Element data from apps and pages
[Start of Attachment]

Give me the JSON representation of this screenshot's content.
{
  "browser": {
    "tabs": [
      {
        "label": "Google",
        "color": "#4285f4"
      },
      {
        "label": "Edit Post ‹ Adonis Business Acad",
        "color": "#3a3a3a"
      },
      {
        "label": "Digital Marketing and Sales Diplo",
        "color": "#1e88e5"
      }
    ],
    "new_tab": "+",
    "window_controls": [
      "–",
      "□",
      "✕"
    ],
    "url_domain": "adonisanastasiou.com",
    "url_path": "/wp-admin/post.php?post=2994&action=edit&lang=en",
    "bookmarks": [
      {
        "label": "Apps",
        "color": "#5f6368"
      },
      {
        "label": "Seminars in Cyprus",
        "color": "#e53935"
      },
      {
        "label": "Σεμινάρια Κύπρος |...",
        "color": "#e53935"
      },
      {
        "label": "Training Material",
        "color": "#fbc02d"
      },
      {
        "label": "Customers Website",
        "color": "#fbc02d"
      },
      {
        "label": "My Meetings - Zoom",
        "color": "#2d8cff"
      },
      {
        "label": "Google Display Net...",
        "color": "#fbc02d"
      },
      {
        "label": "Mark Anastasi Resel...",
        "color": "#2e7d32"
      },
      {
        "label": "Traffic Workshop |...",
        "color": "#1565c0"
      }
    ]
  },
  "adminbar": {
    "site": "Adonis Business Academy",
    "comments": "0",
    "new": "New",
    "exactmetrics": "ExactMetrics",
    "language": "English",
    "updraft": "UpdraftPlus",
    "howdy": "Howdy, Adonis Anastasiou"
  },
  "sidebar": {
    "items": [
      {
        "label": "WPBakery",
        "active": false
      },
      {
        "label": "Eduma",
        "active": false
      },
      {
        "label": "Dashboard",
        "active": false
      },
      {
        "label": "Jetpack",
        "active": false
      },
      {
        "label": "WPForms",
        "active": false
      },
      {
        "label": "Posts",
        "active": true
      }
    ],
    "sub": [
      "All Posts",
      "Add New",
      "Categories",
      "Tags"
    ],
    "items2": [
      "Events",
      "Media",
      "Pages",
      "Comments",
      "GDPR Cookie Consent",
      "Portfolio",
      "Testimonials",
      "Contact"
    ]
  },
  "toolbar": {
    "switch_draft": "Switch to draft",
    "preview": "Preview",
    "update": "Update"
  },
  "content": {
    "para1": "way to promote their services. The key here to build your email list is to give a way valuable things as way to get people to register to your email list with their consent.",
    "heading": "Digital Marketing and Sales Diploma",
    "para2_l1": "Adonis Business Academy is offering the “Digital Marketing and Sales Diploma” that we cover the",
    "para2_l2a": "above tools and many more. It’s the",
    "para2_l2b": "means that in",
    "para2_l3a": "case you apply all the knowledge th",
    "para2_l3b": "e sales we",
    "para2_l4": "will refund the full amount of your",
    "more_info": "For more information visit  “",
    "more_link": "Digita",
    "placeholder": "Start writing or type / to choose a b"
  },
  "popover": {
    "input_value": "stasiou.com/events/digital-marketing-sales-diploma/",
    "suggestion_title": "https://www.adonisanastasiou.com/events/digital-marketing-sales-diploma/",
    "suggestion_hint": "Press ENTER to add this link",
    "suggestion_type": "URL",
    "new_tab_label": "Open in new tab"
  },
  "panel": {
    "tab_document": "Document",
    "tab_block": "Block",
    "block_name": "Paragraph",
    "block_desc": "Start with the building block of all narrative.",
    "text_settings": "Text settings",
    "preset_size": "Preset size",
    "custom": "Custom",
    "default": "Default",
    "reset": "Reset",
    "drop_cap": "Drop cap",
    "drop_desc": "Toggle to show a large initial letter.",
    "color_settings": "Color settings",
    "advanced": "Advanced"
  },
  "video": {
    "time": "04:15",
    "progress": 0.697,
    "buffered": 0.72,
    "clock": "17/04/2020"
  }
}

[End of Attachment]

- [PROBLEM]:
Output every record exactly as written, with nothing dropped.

- [THE COMPLETED TASK]:
Give me the JSON representation of this screenshot's content.
{
  "browser": {
    "tabs": [
      {
        "label": "Google",
        "color": "#4285f4"
      },
      {
        "label": "Edit Post ‹ Adonis Business Acad",
        "color": "#3a3a3a"
      },
      {
        "label": "Digital Marketing and Sales Diplo",
        "color": "#1e88e5"
      }
    ],
    "new_tab": "+",
    "window_controls": [
      "–",
      "□",
      "✕"
    ],
    "url_domain": "adonisanastasiou.com",
    "url_path": "/wp-admin/post.php?post=2994&action=edit&lang=en",
    "bookmarks": [
      {
        "label": "Apps",
        "color": "#5f6368"
      },
      {
        "label": "Seminars in Cyprus",
        "color": "#e53935"
      },
      {
        "label": "Σεμινάρια Κύπρος |...",
        "color": "#e53935"
      },
      {
        "label": "Training Material",
        "color": "#fbc02d"
      },
      {
        "label": "Customers Website",
        "color": "#fbc02d"
      },
      {
        "label": "My Meetings - Zoom",
        "color": "#2d8cff"
      },
      {
        "label": "Google Display Net...",
        "color": "#fbc02d"
      },
      {
        "label": "Mark Anastasi Resel...",
        "color": "#2e7d32"
      },
      {
        "label": "Traffic Workshop |...",
        "color": "#1565c0"
      }
    ]
  },
  "adminbar": {
    "site": "Adonis Business Academy",
    "comments": "0",
    "new": "New",
    "exactmetrics": "ExactMetrics",
    "language": "English",
    "updraft": "UpdraftPlus",
    "howdy": "Howdy, Adonis Anastasiou"
  },
  "sidebar": {
    "items": [
      {
        "label": "WPBakery",
        "active": false
      },
      {
        "label": "Eduma",
        "active": false
      },
      {
        "label": "Dashboard",
        "active": false
      },
      {
        "label": "Jetpack",
        "active": false
      },
      {
        "label": "WPForms",
        "active": false
      },
      {
        "label": "Posts",
        "active": true
      }
    ],
    "sub": [
      "All Posts",
      "Add New",
      "Categories",
      "Tags"
    ],
    "items2": [
      "Events",
      "Media",
      "Pages",
      "Comments",
      "GDPR Cookie Consent",
      "Portfolio",
      "Testimonials",
      "Contact"
    ]
  },
  "toolbar": {
    "switch_draft": "Switch to draft",
    "preview": "Preview",
    "update": "Update"
  },
  "content": {
    "para1": "way to promote their services. The key here to build your email list is to give a way valuable things as way to get people to register to your email list with their consent.",
    "heading": "Digital Marketing and Sales Diploma",
    "para2_l1": "Adonis Business Academy is offering the “Digital Marketing and Sales Diploma” that we cover the",
    "para2_l2a": "above tools and many more. It’s the",
    "para2_l2b": "means that in",
    "para2_l3a": "case you apply all the knowledge th",
    "para2_l3b": "e sales we",
    "para2_l4": "will refund the full amount of your",
    "more_info": "For more information visit  “",
    "more_link": "Digita",
    "placeholder": "Start writing or type / to choose a b"
  },
  "popover": {
    "input_value": "stasiou.com/events/digital-marketing-sales-diploma/",
    "suggestion_title": "https://www.adonisanastasiou.com/events/digital-marketing-sales-diploma/",
    "suggestion_hint": "Press ENTER to add this link",
    "suggestion_type": "URL",
    "new_tab_label": "Open in new tab"
  },
  "panel": {
    "tab_document": "Document",
    "tab_block": "Block",
    "block_name": "Paragraph",
    "block_desc": "Start with the building block of all narrative.",
    "text_settings": "Text settings",
    "preset_size": "Preset size",
    "custom": "Custom",
    "default": "Default",
    "reset": "Reset",
    "drop_cap": "Drop cap",
    "drop_desc": "Toggle to show a large initial letter.",
    "color_settings": "Color settings",
    "advanced": "Advanced"
  },
  "video": {
    "time": "04:15",
    "progress": 0.697,
    "buffered": 0.72,
    "clock": "17/04/2020"
  }
}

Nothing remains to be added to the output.